As a leading member of the Labour party, how have you contributed to furthering LGBT equality? What advancement in LGBT rights have you supported which you are most proud of and why?
When I came out as the first lesbian Minister in 1998, the tabloids treated it like a scandal but no- one else did. I was tremendously well supported by then PM Tony Blair and my boss at the Department of the Environment Transport & the Regions, John Prescott. My constituents in Wallasey were also fantastic. I’m pleased that Labour in government not only transformed the law on LGBT rights, but we changed society too so that LGBT people coming out today face a much more welcoming response.
I have been at the forefront fighting for equality, including LGBT rights, all my life. I’m proud of all that we did in government to make LGBT rights a reality, but particularly that we scrapped the pernicious Section 28 which did such damage to young LGBT people in our schools. We did all the heavy lifting at a time when it was not popular and the Party can be enormously proud of this historic achievement.
What do you think is the most pressing issue affecting the LGBT community and how would you want a future Labour Government to improve the situation?
Homophobic, biphobic and transphobic bullying is still a huge problem for young LGBT people with more than half being bullied in school because of their sexuality. This is the baleful legacy of section 28 and can have a serious effect on children’s mental health which lasts long into adulthood. Schools, including faith schools, should make clear that bullying is wrong and all children should be made to feel safe and welcome at school.

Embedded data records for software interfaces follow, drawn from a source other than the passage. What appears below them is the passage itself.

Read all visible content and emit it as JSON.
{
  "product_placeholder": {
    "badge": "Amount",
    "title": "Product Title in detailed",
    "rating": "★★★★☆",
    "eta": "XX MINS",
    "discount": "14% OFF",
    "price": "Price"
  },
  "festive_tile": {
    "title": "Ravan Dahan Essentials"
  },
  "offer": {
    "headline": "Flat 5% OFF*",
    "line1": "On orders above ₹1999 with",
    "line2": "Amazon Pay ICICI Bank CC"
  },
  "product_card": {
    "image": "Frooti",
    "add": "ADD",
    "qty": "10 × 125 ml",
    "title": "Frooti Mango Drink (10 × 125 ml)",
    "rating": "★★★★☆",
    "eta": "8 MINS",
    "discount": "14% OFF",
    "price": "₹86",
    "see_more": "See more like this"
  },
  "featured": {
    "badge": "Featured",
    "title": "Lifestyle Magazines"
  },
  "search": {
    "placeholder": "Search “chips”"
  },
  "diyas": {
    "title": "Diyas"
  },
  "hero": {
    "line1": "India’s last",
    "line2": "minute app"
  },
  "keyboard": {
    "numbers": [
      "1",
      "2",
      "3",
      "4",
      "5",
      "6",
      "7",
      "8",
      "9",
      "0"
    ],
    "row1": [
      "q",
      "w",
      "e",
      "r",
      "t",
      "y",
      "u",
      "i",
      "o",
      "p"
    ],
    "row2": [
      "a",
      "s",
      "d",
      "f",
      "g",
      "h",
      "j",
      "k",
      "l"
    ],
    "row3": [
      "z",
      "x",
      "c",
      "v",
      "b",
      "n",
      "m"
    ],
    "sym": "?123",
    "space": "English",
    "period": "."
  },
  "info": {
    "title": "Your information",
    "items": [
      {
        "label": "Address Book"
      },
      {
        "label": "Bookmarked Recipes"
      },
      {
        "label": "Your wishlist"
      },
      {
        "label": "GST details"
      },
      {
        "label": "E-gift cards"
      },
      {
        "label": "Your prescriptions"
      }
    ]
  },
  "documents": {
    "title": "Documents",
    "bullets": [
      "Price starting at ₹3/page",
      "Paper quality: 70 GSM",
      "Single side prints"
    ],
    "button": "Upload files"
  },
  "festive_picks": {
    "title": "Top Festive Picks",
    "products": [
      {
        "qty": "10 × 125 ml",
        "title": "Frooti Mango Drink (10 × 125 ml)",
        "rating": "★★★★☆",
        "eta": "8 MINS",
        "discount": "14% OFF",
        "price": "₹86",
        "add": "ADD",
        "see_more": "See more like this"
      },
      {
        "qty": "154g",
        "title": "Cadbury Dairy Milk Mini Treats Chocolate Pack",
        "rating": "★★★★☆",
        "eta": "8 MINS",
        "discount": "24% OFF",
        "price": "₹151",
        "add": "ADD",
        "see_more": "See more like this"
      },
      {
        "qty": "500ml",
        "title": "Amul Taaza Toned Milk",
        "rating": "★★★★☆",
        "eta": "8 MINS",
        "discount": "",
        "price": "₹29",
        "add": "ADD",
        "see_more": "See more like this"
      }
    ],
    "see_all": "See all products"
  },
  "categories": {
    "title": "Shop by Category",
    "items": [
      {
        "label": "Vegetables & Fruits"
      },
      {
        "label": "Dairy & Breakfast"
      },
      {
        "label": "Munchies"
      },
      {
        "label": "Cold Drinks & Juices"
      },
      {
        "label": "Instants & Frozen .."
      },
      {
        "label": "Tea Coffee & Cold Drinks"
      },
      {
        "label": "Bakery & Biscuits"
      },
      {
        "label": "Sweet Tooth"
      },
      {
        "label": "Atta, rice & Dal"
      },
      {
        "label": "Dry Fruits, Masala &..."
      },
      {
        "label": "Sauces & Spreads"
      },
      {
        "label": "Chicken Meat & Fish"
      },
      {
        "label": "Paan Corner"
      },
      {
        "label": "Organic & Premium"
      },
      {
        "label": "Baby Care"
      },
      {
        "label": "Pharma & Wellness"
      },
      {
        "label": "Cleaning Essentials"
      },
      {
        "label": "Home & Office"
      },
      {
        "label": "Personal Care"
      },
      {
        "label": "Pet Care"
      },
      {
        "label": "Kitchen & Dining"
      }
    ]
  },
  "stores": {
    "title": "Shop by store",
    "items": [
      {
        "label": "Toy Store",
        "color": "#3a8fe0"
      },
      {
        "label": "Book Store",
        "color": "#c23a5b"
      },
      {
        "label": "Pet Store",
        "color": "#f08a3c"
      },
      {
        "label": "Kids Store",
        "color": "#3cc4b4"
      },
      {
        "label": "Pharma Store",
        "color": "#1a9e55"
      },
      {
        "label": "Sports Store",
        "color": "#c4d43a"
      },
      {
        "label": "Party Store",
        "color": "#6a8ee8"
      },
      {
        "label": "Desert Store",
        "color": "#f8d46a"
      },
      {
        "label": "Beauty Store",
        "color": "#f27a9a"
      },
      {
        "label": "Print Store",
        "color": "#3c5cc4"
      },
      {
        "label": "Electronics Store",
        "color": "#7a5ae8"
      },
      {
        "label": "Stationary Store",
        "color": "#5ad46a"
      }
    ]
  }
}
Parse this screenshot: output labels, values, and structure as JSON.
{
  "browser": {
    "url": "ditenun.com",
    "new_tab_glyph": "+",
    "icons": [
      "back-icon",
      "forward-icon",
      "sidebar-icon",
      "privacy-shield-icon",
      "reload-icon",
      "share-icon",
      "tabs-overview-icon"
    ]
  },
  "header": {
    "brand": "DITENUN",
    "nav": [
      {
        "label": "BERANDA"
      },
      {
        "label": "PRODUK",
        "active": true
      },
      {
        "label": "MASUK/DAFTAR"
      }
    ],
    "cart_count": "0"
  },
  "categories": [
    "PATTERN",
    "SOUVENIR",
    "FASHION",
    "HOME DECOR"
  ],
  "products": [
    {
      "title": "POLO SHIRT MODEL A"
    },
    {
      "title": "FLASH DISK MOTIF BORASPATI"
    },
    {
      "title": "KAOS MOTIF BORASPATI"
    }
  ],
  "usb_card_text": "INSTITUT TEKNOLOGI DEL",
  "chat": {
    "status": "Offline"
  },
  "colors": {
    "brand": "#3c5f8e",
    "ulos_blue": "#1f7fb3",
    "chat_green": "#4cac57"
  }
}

I won't rest until the rights Labour put on the statute book have become a reality for every LGBT person in our country.
Labour’s commitment to compulsory and inclusive sex and relationships education and to training all new teachers in how to combat this bullying would make an important difference in this area. As the Opposition we also need to put pressure on the government to act on this now – having equality ministers who actually backed equality would be a start!
The role of deputy leader is particularly important in the structures and organisation of the Party. What would you do to ensure there is better representation of LGBT people as elected representatives in national and local government, as well as in European Parliament and London Assembly elections?
When I came out in 1997 I didn’t expect that eighteen years later I would still be Labour’s only out lesbian MP. Parliament is more diverse now than ever before, but we still have a long way to go in fielding more LGBT candidates who are BAME, more women and more trans candidates. I have a strong track record as one of the first to call for all-women shortlists and as Deputy I would look at positive ways to increase the number of LGBT representatives.
Trans* and non-binary people can face specific barriers to being active inside the Labour Party and in holding elected office. How would you reach out to and engage with trans* members and the wider trans* community?
As Deputy I would make it a priority to meet with some of our excellent trans activists in the party – people like Emily Brothers who made history as our first openly trans candidate at the last election and who is now seeking selection as a London Assembly candidate. I think the positive response that she received within the party shows that trans candidates would be welcome, but I would want to talk to trans activists and ensure that their views on how to improve representation are put into practice.
How do you think the Labour Party can best organise in Northern Ireland to tackle the growing divide in equality for LGBT communities in Northern Ireland compared to the rest of the UK?
We need to be much clearer in opposing the discrimination faced by LGBT people in Northern Ireland. Of course marriage is a devolved issue but that doesn’t stop us from calling out politicians in Northern Ireland when they deprive LGBT people of their rights and use inflammatory language to discuss these issues.
The recent marriage referendum in the Republic of Ireland shows that societies, including those with strong religious elements, are coming to accept equality as a basic right for all people. Ultimately if politicians in Northern Ireland don’t take a lead and listen to these calls then LGBT rights will be granted by the courts, as the right to adoption for same-sex couples recently was. It would be so much better if it could be done through the political process.
What action would you take to change the way the party is structured and organises in a manner which promotes equality? Do you agree there should be a reserved space for LGBT Labour and Disability Labour on the NEC?
I support groups like LGBT Labour having an enhanced role within the party but LGBT equality won’t be safeguarded by structural changes alone, however important these are to ensuring we make progress. Whoever wins the leadership and deputy leadership races needs to send a strong signal that equality runs in the DNA of our party; there is still a very long way to go to achieving full equality for women, LGBT people and other groups, and Labour must be at the forefront of that fight. We need to look at people’s first contact points with the party, be they trades unions, local CLPs or university groups, and ensure that they are welcoming to everyone.